If you've ever had a flat tire on Interstate 80, you know how frightening it can be. Struggling with your car jack and spare tire is tough enough without cars and 18-wheelers whizzing by at 75 mph or more, only inches away.
Now imagine that working alongside a busy highway is part of your job, perhaps a dozen times a day, more than 300 days a year.
If you have a good imagination, you now may be ready to understand a new campaign by the Nebraska State Patrol.
Law enforcement officers and emergency personnel all take their lives into their hands when they get out of their vehicles along the road to talk to motorists or help those who have been in an accident.
The State Patrol kicked off a new multi-media campaign last week to educate the public to the need to "Move Over" for emergency vehicles.
"I believe the Nebraska State patrol can play a vital role in educating motorists on what they need to do when they approach a stopped emergency vehicle," said Col. Tom Nesbitt, Superintendent of the Nebraska State Patrol. "it is the agency's hope that by providing written materials, billboards and Public Service Announcements that we can alert the driving public to this important safety issue."
The state patrol has a vested interest in the issue.

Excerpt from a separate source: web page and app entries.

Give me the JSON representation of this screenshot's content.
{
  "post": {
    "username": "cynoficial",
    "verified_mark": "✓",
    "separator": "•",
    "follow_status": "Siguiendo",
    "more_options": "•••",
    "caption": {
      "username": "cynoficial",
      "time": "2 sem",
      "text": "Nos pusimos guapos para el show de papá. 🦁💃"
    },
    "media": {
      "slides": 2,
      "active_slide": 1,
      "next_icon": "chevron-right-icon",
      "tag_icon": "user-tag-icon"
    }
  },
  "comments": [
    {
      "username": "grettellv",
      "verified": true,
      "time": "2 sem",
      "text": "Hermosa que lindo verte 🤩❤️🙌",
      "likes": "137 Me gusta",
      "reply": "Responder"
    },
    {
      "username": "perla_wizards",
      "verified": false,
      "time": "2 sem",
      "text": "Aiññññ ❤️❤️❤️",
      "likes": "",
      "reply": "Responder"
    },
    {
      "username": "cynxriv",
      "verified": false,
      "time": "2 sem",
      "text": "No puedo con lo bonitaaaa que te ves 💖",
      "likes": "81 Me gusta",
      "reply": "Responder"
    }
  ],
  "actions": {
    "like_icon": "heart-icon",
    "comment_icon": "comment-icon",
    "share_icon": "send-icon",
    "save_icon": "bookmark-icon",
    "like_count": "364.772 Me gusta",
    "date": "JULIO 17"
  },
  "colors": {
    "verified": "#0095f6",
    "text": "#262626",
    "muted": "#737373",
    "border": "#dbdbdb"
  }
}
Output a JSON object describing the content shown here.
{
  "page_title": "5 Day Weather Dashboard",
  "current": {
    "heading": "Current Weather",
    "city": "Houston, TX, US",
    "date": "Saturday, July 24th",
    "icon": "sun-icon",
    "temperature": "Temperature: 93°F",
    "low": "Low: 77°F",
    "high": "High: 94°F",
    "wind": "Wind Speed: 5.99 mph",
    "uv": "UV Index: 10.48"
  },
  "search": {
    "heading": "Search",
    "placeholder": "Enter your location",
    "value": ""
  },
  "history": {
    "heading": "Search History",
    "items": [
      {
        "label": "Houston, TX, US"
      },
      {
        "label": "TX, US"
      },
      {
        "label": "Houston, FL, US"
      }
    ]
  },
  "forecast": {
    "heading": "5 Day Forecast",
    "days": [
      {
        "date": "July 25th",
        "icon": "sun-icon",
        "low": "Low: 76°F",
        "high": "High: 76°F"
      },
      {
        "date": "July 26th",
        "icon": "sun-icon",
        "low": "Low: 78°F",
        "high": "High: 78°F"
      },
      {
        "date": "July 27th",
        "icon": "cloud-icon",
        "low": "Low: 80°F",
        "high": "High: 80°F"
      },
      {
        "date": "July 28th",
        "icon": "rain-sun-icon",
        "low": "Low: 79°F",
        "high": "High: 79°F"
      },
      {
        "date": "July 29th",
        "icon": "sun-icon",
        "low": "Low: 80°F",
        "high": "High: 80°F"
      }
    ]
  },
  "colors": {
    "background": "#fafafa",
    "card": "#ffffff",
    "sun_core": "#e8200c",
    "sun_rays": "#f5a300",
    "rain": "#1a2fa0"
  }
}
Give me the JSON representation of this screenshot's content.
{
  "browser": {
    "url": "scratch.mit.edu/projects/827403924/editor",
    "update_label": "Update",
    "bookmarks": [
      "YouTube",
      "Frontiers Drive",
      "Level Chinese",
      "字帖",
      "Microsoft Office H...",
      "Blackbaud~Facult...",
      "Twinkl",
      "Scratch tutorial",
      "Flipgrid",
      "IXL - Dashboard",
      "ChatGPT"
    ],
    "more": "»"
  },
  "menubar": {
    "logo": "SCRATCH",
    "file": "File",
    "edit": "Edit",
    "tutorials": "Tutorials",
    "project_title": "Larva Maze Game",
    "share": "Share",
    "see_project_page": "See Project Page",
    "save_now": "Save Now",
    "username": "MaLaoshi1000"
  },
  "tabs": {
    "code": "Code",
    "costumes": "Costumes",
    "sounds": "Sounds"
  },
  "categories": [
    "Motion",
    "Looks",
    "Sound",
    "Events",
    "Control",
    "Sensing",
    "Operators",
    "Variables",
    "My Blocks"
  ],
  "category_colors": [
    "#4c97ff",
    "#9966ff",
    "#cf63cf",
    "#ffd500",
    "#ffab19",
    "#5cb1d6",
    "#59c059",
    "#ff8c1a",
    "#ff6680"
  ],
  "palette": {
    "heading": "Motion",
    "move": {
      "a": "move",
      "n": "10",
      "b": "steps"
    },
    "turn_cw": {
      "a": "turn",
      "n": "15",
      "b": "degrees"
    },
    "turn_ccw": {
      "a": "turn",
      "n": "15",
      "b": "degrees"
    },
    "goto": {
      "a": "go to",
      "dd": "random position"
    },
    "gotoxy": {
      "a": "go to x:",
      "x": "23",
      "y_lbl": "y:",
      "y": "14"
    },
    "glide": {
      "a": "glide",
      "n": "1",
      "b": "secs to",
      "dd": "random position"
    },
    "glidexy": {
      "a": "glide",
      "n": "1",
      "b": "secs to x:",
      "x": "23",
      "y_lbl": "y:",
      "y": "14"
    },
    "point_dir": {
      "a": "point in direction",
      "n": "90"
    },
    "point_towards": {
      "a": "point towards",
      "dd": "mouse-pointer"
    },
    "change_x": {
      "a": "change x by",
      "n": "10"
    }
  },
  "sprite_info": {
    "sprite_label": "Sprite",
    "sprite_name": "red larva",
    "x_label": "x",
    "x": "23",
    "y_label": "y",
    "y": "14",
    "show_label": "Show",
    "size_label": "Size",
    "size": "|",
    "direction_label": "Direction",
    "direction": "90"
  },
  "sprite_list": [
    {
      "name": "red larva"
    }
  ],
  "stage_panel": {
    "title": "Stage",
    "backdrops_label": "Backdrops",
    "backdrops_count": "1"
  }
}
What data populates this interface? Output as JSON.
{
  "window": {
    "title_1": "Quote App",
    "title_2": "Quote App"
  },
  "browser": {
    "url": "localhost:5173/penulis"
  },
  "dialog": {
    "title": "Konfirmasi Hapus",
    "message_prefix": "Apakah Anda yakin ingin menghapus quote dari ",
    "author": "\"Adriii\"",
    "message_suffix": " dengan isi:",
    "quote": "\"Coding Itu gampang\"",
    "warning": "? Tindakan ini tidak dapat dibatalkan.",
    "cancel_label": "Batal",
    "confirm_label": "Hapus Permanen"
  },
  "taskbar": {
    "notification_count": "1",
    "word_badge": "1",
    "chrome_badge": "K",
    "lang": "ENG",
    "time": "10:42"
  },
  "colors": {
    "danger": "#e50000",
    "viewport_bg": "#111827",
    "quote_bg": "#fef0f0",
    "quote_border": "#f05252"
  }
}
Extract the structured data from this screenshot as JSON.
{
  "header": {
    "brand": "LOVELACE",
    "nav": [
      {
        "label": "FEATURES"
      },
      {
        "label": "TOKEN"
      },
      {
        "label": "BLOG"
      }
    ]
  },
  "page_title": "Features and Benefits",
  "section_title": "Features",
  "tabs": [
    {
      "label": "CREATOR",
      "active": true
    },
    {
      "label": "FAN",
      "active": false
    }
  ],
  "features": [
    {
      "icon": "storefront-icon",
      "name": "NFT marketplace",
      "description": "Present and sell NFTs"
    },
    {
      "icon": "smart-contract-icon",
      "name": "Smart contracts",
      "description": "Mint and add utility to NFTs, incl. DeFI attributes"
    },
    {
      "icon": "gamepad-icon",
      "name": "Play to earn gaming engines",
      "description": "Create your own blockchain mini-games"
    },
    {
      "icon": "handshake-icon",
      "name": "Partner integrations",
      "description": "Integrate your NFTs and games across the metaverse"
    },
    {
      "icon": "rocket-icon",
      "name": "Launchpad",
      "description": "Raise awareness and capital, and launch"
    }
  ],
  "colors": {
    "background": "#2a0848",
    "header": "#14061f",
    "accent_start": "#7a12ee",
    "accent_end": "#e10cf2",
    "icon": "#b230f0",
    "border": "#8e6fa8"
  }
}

Every year, for the past 10 years, a Nebraska State Patrol Trooper has been struck by a motor vehicle during a traffic stop. Several of those incidents resulted in serious injury to the officer.
According to Department of Justice statistics, 13 percent of officers killed in the line of duty are killed during traffic stops or pursuits. That figure does not take into account the greater number of emergency responders who experience near-hits every year, as they are brushed by speeding vehicles while carrying out their duties.
Most states, including Nebraska, currently have laws requiring motorists to pull to the right and slow down or stop when approached by an emergency vehicle.
But that may not be enough. The State Patrol's educational campaign is an effort to complement that existing legislation by making motorists aware of the need for safe driving procedures when they approach a parked emergency vehicle.
"We want everyone to remember, by slowing down and moving over, you could be saving the life of an emergency worker," Col.
So, if you see an ambulance or fire truck approaching behind you, pull over, slow down and get out of the way. They could be on their way to save your friend, family or property. Slow down and give emergency personnel plenty of room if you are approaching an accident or emergency. Better yet, avoid the area altogether if possible. The same goes for approaching an officer who has someone pulled over on the side of the road.
With care, courtesy and consideration by the driving public emergency personnel will be able to concentrate on doing their jobs instead of watching out for their personal safety.